UN climate change conference COP25 declares failure
16 December 2019
The Conference of Parties to the UN summit on climate action (COP25) declared failure on Sunday, after failing to act on 2019 goals, parties to the conference made fresh call for action to mitigate climate change, and called for strengthened urgency for bridging the emission gaps in the new 2020 climate plans.
“COP25’s final decision text “re-emphasises with serious concern the urgent need to address the significant gap between the aggregate effect of Parties’ mitigation efforts in terms of global annual emissions of greenhouse gases by 2020 (…)”, at the same time that it “stresses the urgency of enhanced ambition in order to ensure the highest possible mitigation and adaptation efforts by all Parties,” reads the a text issued by the COP25 on Sunday morning.
The text, however, is vague in stating, “in light of climate urgency encourages parties to submit enhanced NDCs in 2020”.
Negotiators failed to reach an outcome on carbon markets. In the final hours of negotiations, over 30 governments joined behind the San Jose Principles in an effort to preserve the integrity of carbon market rules and prevent loopholes and the ability for double-counting carbon credits.
Santiago network established to lead more work on implementation to minimize, avoid and recover from loss and damage. However, the final text is weaker than the previous version.
In term of finance, it “urges” scale up of support by developed countries and other Parties in a position to do so, as well as private and non-governmental organisations, funds and other stakeholders; but then only invites the Green Climate Fund (GCF) Board to continue providing resources for loss and damage, and invites it to take into account, within its mandate, the strategic work streams of the WIM executive committee.
Governments have failed to respond to the emergency of the climate crisis as the talks fell victim to major differences between countries that are proving hard to resolve.
Observers of the summit in Madrid held G20 countries – especially with the US, Brazil, Australia, Saudi Arabia – and major oil, gas and coal companies responsible for undermining the climate ambition and blocking the progress for better response to this global challenge.
Canada, Japan, China and India were also faulted for their complacency as they failed to support vulnerable nations in the face of brutal impacts and push for a more robust collective response in 2020.
The EU tried to play its role as bridge-builder between developing and developed countries. However, it will take a major diplomatic push and bigger leadership alliance to deliver substantial outcomes at COP26 in Glasgow.
The United Nations is expected to begin new work on the ocean and climate change and consider measures to strengthen mitigation and adaptation action, while also considering related climate change action on land.

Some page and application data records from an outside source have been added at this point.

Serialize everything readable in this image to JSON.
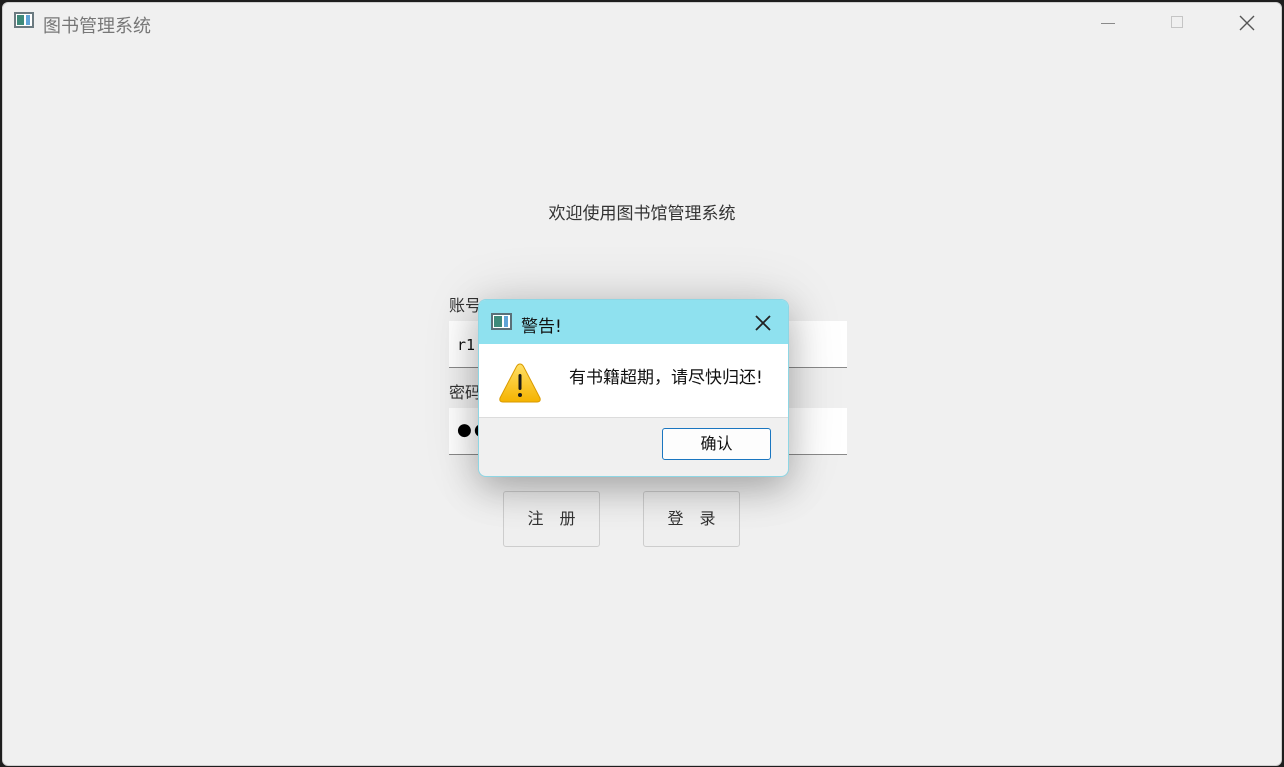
{
  "window": {
    "title": "图书管理系统",
    "welcome": "欢迎使用图书馆管理系统",
    "account_label": "账号",
    "account_value": "r1",
    "password_label": "密码",
    "password_mask": "●●●",
    "register_label": "注　册",
    "login_label": "登　录"
  },
  "dialog": {
    "title": "警告!",
    "message": "有书籍超期，请尽快归还!",
    "ok_label": "确认",
    "title_bar_color": "#8fe1ef",
    "icon": "warning-icon"
  },
  "icons": [
    "app-icon",
    "minimize-icon",
    "maximize-icon",
    "close-icon",
    "warning-icon"
  ]
}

According to the UN, the next 14 months are critical for global efforts to control greenhouse gas emissions, which hit a record high in 2018. Under the Paris Agreement, governments agreed to update their climate plans by 2020.
UN Secretary-General Antonio Guterres said he was "disappointed" by the results of a major UN climate summit in Madrid, calling it a missed opportunity to tackle the global warming crisis.
Guterres issued the statement as the COP25 concluded its marathon meeting voicing "the urgent need" for new carbon cutting commitments but falling well short of what was required.
"I am disappointed with the results of COP25," Guterres said. "The international community lost an important opportunity to show increased ambition on mitigation, adaptation and finance to tackle the climate crisis."
COP25 brought together representatives of nearly 200 countries to finalise implementation of the 2015 Paris Agreement to limit the rise in global temperatures to less than two degrees Celsius (3.6 Fahrenheit).
But the talks risked collapsing on Saturday after all-night negotiations left countries more divided than ever over on how to fight global warming and pay for its ravages.
Competing national interests proved insurmountable despite global calls for action in the face of extreme weather phenomena and increasingly dire warnings from climate scientists.
"We must not give up and I will not give up," Guterres said.
"I'm more determined than ever to work for 2020 to be the year in which all countries commit to do what science tells us is necessary to reach carbon neutrality in 2050 and a no more than 1.5-degree temperature rise.